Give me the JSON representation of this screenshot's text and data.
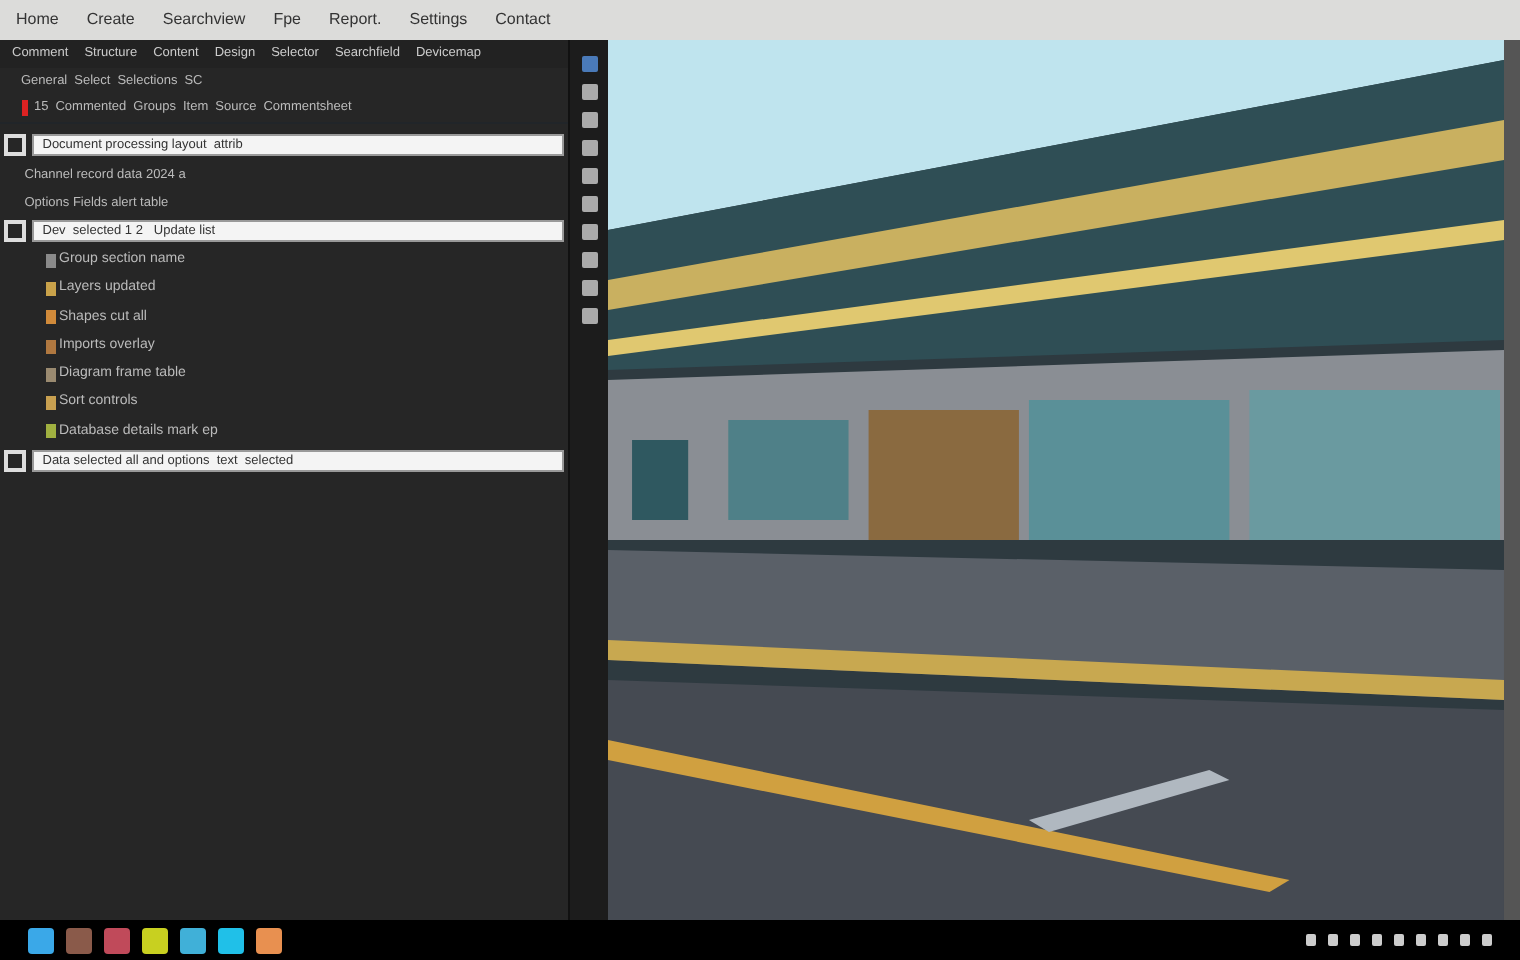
{
  "menu": [
    "Home",
    "Create",
    "Searchview",
    "Fpe",
    "Report.",
    "Settings",
    "Contact"
  ],
  "toolbar_tabs": [
    "Comment",
    "Structure",
    "Content",
    "Design",
    "Selector",
    "Searchfield",
    "Devicemap"
  ],
  "filter_bar": {
    "items": [
      "General",
      "Select",
      "Selections",
      "SC"
    ]
  },
  "header_row": [
    "15",
    "Commented",
    "Groups",
    "Item",
    "Source",
    "Commentsheet"
  ],
  "entries": [
    {
      "value": "Document processing layout  attrib",
      "notes": [
        "Channel record data  2024 a",
        "Options    Fields alert table"
      ]
    },
    {
      "value": "Dev  selected 1 2   Update list",
      "children": [
        {
          "label": "Group section  name",
          "color": "#8a8a8a"
        },
        {
          "label": "Layers updated",
          "color": "#c9a24a"
        },
        {
          "label": "Shapes cut  all",
          "color": "#d08a3a"
        },
        {
          "label": "Imports  overlay",
          "color": "#b07840"
        },
        {
          "label": "Diagram frame  table",
          "color": "#9a8a70"
        },
        {
          "label": "Sort controls",
          "color": "#c8a050"
        },
        {
          "label": "Database details mark  ep",
          "color": "#a0b040"
        }
      ]
    },
    {
      "value": "Data selected all and options  text  selected"
    }
  ],
  "taskbar": [
    {
      "color": "#3aa8e8"
    },
    {
      "color": "#8a5a4a"
    },
    {
      "color": "#c04a5a"
    },
    {
      "color": "#c8d020"
    },
    {
      "color": "#40b0d8"
    },
    {
      "color": "#20c0e8"
    },
    {
      "color": "#e89050"
    }
  ]
}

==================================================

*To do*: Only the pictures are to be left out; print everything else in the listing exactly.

*Expected answer*:
Give me the JSON representation of this screenshot's text and data.
{
  "menu": [
    "Home",
    "Create",
    "Searchview",
    "Fpe",
    "Report.",
    "Settings",
    "Contact"
  ],
  "toolbar_tabs": [
    "Comment",
    "Structure",
    "Content",
    "Design",
    "Selector",
    "Searchfield",
    "Devicemap"
  ],
  "filter_bar": {
    "items": [
      "General",
      "Select",
      "Selections",
      "SC"
    ]
  },
  "header_row": [
    "15",
    "Commented",
    "Groups",
    "Item",
    "Source",
    "Commentsheet"
  ],
  "entries": [
    {
      "value": "Document processing layout  attrib",
      "notes": [
        "Channel record data  2024 a",
        "Options    Fields alert table"
      ]
    },
    {
      "value": "Dev  selected 1 2   Update list",
      "children": [
        {
          "label": "Group section  name",
          "color": "#8a8a8a"
        },
        {
          "label": "Layers updated",
          "color": "#c9a24a"
        },
        {
          "label": "Shapes cut  all",
          "color": "#d08a3a"
        },
        {
          "label": "Imports  overlay",
          "color": "#b07840"
        },
        {
          "label": "Diagram frame  table",
          "color": "#9a8a70"
        },
        {
          "label": "Sort controls",
          "color": "#c8a050"
        },
        {
          "label": "Database details mark  ep",
          "color": "#a0b040"
        }
      ]
    },
    {
      "value": "Data selected all and options  text  selected"
    }
  ],
  "taskbar": [
    {
      "color": "#3aa8e8"
    },
    {
      "color": "#8a5a4a"
    },
    {
      "color": "#c04a5a"
    },
    {
      "color": "#c8d020"
    },
    {
      "color": "#40b0d8"
    },
    {
      "color": "#20c0e8"
    },
    {
      "color": "#e89050"
    }
  ]
}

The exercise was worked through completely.